“They will follow the same curriculum as their peers in local primary schools, with the additional advantage of being taught through the medium of Irish. The ability to be bilingual and biliterate will ultimately give the children greater employment opportunities,” she said.

The principal pointed out that there will be parents in Cookstown unsure as to whether they can send their children to an Irish school if they don’t speak the language themselves.

“Dr Malachy Ó Néill, Head of the School of Irish Language and Literature in the University of Ulster and member of the Board of Governors of Gaelscoil Eoghain, said 95 per cent of parents whose children attend Irish medium schools have little or no Irish – and there are currently 36,000 pupils being educated in Irish medium schools throughout Ireland. Gaelscoil Eoghain will enable pupils to develop confidence and fluency in both English and Irish simultaneously,” said Ms Uí Dhoibhlin.

Parents too have welcomed this new primary school, with one parent, Laura Coey expressing her delight at her son having the chance to become bilingual.

“I’m delighted my son, Rian, has the opportunity to be in the very first class of Gaelscoil Eoghain.
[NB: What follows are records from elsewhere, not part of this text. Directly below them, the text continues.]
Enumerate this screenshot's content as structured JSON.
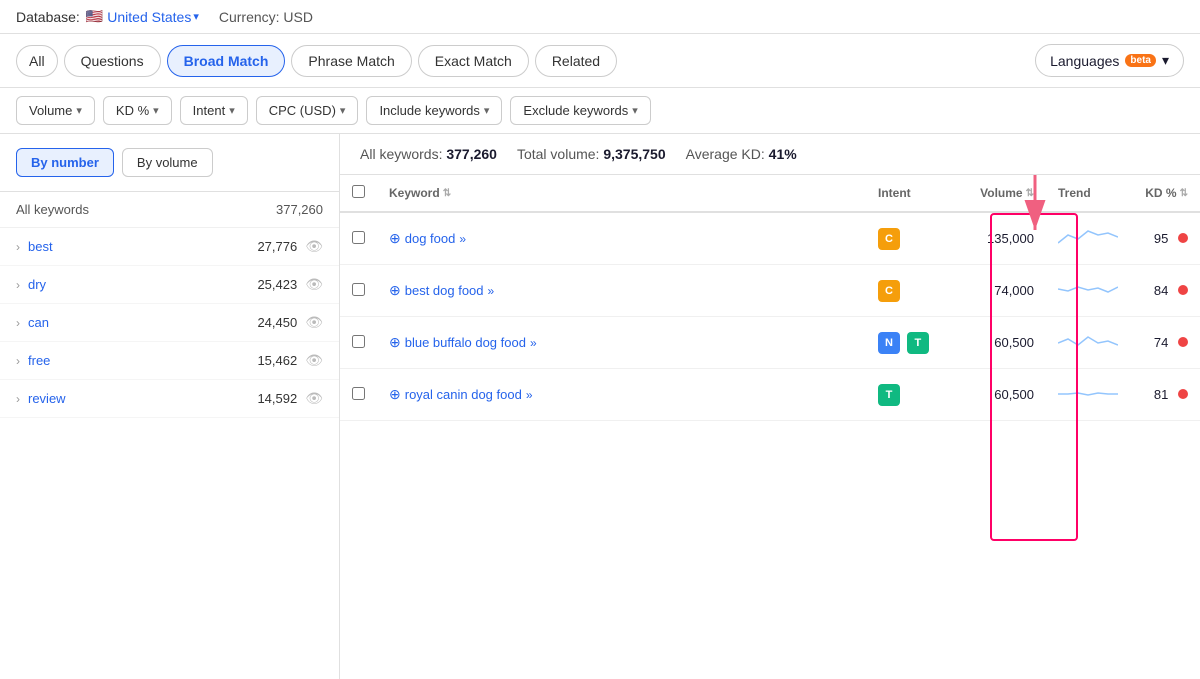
{
  "topBar": {
    "dbLabel": "Database:",
    "dbLink": "United States",
    "flag": "🇺🇸",
    "currency": "Currency: USD"
  },
  "tabs": {
    "items": [
      {
        "id": "all",
        "label": "All",
        "active": false
      },
      {
        "id": "questions",
        "label": "Questions",
        "active": false
      },
      {
        "id": "broad-match",
        "label": "Broad Match",
        "active": true
      },
      {
        "id": "phrase-match",
        "label": "Phrase Match",
        "active": false
      },
      {
        "id": "exact-match",
        "label": "Exact Match",
        "active": false
      },
      {
        "id": "related",
        "label": "Related",
        "active": false
      }
    ],
    "languages": "Languages",
    "betaBadge": "beta"
  },
  "filters": [
    {
      "id": "volume",
      "label": "Volume",
      "hasChevron": true
    },
    {
      "id": "kd",
      "label": "KD %",
      "hasChevron": true
    },
    {
      "id": "intent",
      "label": "Intent",
      "hasChevron": true
    },
    {
      "id": "cpc",
      "label": "CPC (USD)",
      "hasChevron": true
    },
    {
      "id": "include",
      "label": "Include keywords",
      "hasChevron": true
    },
    {
      "id": "exclude",
      "label": "Exclude keywords",
      "hasChevron": true
    }
  ],
  "sidebar": {
    "viewBtns": [
      {
        "id": "by-number",
        "label": "By number",
        "active": true
      },
      {
        "id": "by-volume",
        "label": "By volume",
        "active": false
      }
    ],
    "subheader": {
      "label": "All keywords",
      "count": "377,260"
    },
    "items": [
      {
        "keyword": "best",
        "count": "27,776"
      },
      {
        "keyword": "dry",
        "count": "25,423"
      },
      {
        "keyword": "can",
        "count": "24,450"
      },
      {
        "keyword": "free",
        "count": "15,462"
      },
      {
        "keyword": "review",
        "count": "14,592"
      }
    ]
  },
  "stats": {
    "allKeywordsLabel": "All keywords:",
    "allKeywordsValue": "377,260",
    "totalVolumeLabel": "Total volume:",
    "totalVolumeValue": "9,375,750",
    "avgKdLabel": "Average KD:",
    "avgKdValue": "41%"
  },
  "table": {
    "columns": [
      {
        "id": "keyword",
        "label": "Keyword"
      },
      {
        "id": "intent",
        "label": "Intent"
      },
      {
        "id": "volume",
        "label": "Volume"
      },
      {
        "id": "trend",
        "label": "Trend"
      },
      {
        "id": "kd",
        "label": "KD %"
      }
    ],
    "rows": [
      {
        "keyword": "dog food",
        "intents": [
          {
            "badge": "C",
            "class": "intent-c"
          }
        ],
        "volume": "135,000",
        "kd": "95",
        "trend": "up-down"
      },
      {
        "keyword": "best dog food",
        "intents": [
          {
            "badge": "C",
            "class": "intent-c"
          }
        ],
        "volume": "74,000",
        "kd": "84",
        "trend": "flat"
      },
      {
        "keyword": "blue buffalo dog food",
        "intents": [
          {
            "badge": "N",
            "class": "intent-n"
          },
          {
            "badge": "T",
            "class": "intent-t"
          }
        ],
        "volume": "60,500",
        "kd": "74",
        "trend": "wavy"
      },
      {
        "keyword": "royal canin dog food",
        "intents": [
          {
            "badge": "T",
            "class": "intent-t"
          }
        ],
        "volume": "60,500",
        "kd": "81",
        "trend": "flat2"
      }
    ]
  }
}
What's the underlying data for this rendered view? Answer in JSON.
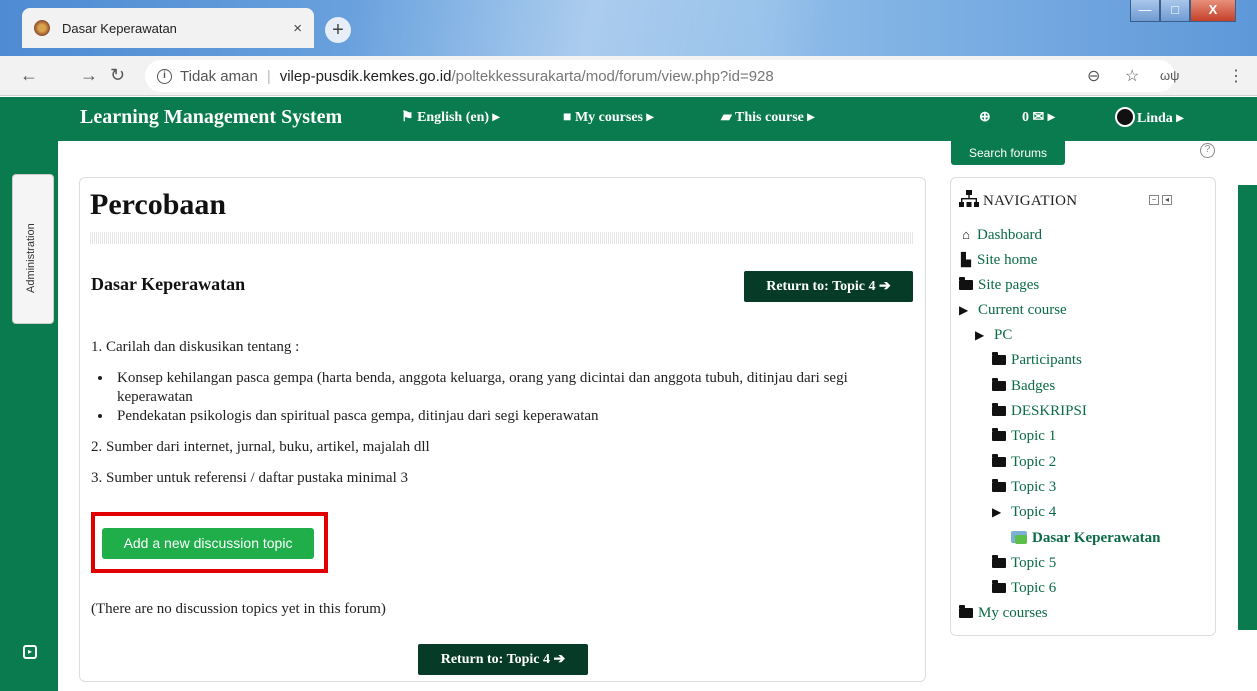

Before deciding to send Rian, I researched bilingualism at great lengths, which confirmed the many benefits of learning a second language at an early age,” she said.

“It’s also exciting to be involved as a parent – we have so much input into decisions about the running of the school, including opening time, lunch break, uniform colour, etc.”

The principal pointed out that with the class sizes smaller than most local schools, she will have significantly more time to devote to each child.

“Ultimately the quality of education the children receive is paramount and I am convinced all of our parents will be delighted with the choice they have made,” she added.

In recent years Mid-Ulster has experienced significant growth in Irish medium education.

Gaelscoil Uí Néill in Coalisland is now the largest Gaelscoil outside of Belfast, Gaelscoil Aodh Ruadh in Dungannon opened in 2011 and has doubled its intake in a year, and
St Joseph’s Grammar, Donaghmore, opened an Irish Medium stream in 2010, accepting children from local Irish Medium primary schools without the need to sit a transfer test.

Anyone requiring further information can contact the principal at gaelscoileoghain@yahoo.ie or 07739 006398.


Triúir múinteoirí Gaelscoile á lorg

July 17, 2012

Sorry, this entry is only available in Irish.

Múinteoir tacaíochta foghlama

July 17, 2012

Sorry, this entry is only available in Irish.

Múinteoir Gaelscoile

July 17, 2012

Sorry, this entry is only available in Irish.

« Previous PageNext Page »